Tim Lopes of Globo television was captured June 2 as he tried to infiltrate a dance party in the Vila Cruzeiro shantytown in northern Rio, where gangs sold drugs and staged illicit sex shows.
Lopes, 50, was taken to a nearby shantytown, Favela da Grota, where he was shot in the feet, brutally beaten and killed with a Samurai-style sword by drug baron Elias Pereira da Silva, known as Elias Maluco, or Mad Elias, police said. Gang members then burned Lopes' body.
Police Chief Zaqueu Teixeira said his forces had confirmed details of the killing from two members of Silva's gang who were arrested Sunday in Vila Cruzeiro, Fernando Satiro da Silva and Reinaldo Amaral. Anonymous calls to the police last week contained similar details.
More than 40 officers were searching the shantytown Monday for Lopes' remains. A charred body was found last week and is undergoing DNA tests. Video film was found next to the body but Globo said it was not a type used by their reporters.
Lopes, a prize-winning reporter who brought together murderers and relatives of their victims on a prime-time weekend news show, had already angered drug lords this year by filming and broadcasting images of an open air drug bazaar in another slum.
In a statement, Globo chief editor Carlos Henrique Schroeder said: ``Tim died defending a population who lives helplessly under the terror of drug trafficking and organized crime.''
Lopes was investigating so-called ``funk'' dance-parties in slums after hearing complaints about the parties that involve open drug abuse and explicit sex, Schroeder said.

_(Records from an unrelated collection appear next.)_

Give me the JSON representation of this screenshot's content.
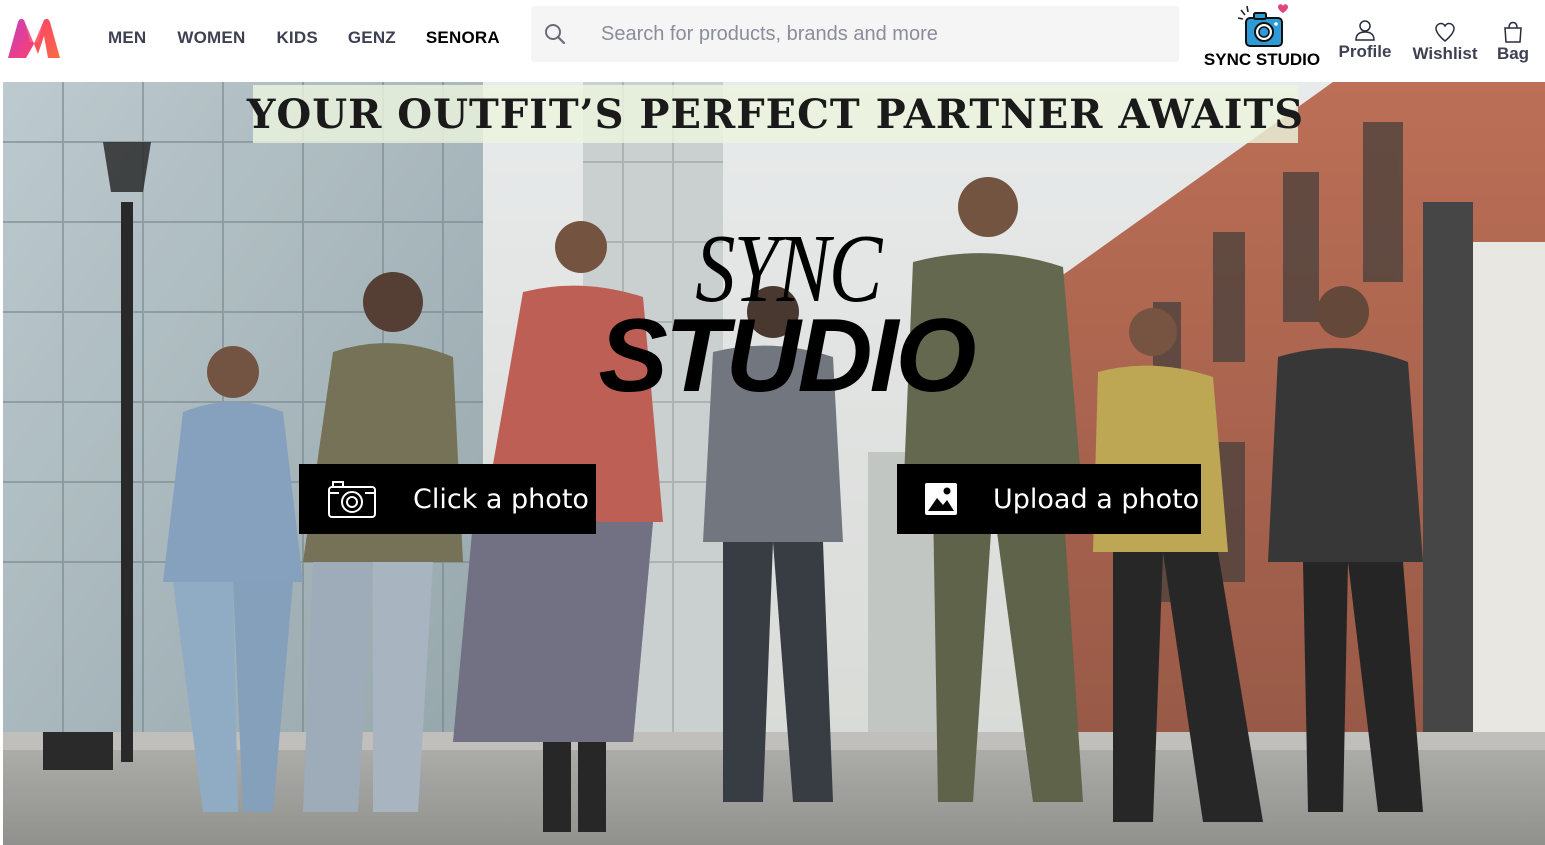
{
  "brand": {
    "logo_icon": "myntra-m-logo",
    "colors": [
      "#ff3f6c",
      "#f96b42",
      "#c33fc1"
    ]
  },
  "nav": [
    {
      "label": "MEN"
    },
    {
      "label": "WOMEN"
    },
    {
      "label": "KIDS"
    },
    {
      "label": "GENZ"
    },
    {
      "label": "SENORA"
    }
  ],
  "search": {
    "placeholder": "Search for products, brands and more",
    "icon": "search-icon"
  },
  "actions": {
    "sync_studio": {
      "label": "SYNC STUDIO",
      "icon": "camera-icon"
    },
    "profile": {
      "label": "Profile",
      "icon": "user-icon"
    },
    "wishlist": {
      "label": "Wishlist",
      "icon": "heart-icon"
    },
    "bag": {
      "label": "Bag",
      "icon": "bag-icon"
    }
  },
  "hero": {
    "tagline": "YOUR OUTFIT’S PERFECT PARTNER AWAITS",
    "logo_line1": "SYNC",
    "logo_line2": "STUDIO",
    "click_label": "Click a photo",
    "upload_label": "Upload a photo"
  }
}
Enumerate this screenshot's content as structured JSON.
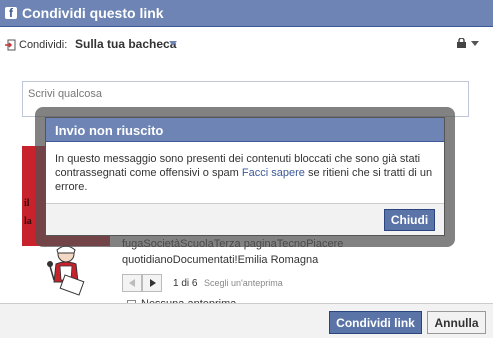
{
  "window": {
    "title": "Condividi questo link",
    "logo_letter": "f"
  },
  "share": {
    "label": "Condividi:",
    "target": "Sulla tua bacheca"
  },
  "composer": {
    "placeholder": "Scrivi qualcosa"
  },
  "preview": {
    "thumb_line1": "il",
    "thumb_line2": "la",
    "title": "fugaSocietàScuolaTerza paginaTecnoPiacere quotidianoDocumentati!Emilia Romagna",
    "pager_count": "1 di 6",
    "pager_hint": "Scegli un'anteprima",
    "no_preview_label": "Nessuna anteprima"
  },
  "footer": {
    "share_button": "Condividi link",
    "cancel_button": "Annulla"
  },
  "dialog": {
    "title": "Invio non riuscito",
    "message_before": "In questo messaggio sono presenti dei contenuti bloccati che sono già stati contrassegnati come offensivi o spam ",
    "link_text": "Facci sapere",
    "message_after": " se ritieni che si tratti di un errore.",
    "close_button": "Chiudi"
  },
  "colors": {
    "brand_blue": "#6d84b4",
    "button_blue": "#5b74a8",
    "link_blue": "#3b5998"
  }
}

According to the two detained gang members, Silva insisted on killing Lopes personally.
Most of Rio's shantytowns are ruled by drug lords like fiefdoms. Violence and gang shoot-outs are everyday occurrences and, as a result, Brazil has one of the world's highest homicide rates.
``Organized crime is gaining space where the state isn't present,'' opposition congressman Orlando Fantazzini said.
Brazil's Association of Newspapers called Lopes' slaying ``the manifestation of a cancer in the midst of the community.''
Hundreds of journalists marched through Rio's streets last week demanding greater protection.
Brazil's press noted that Mad Elias was arrested in 1996, but released on bail in 2000.
Between 1995 and 1998, seven journalists were killed on the job in Brazil, but Lopes' dead is the first recorded since then.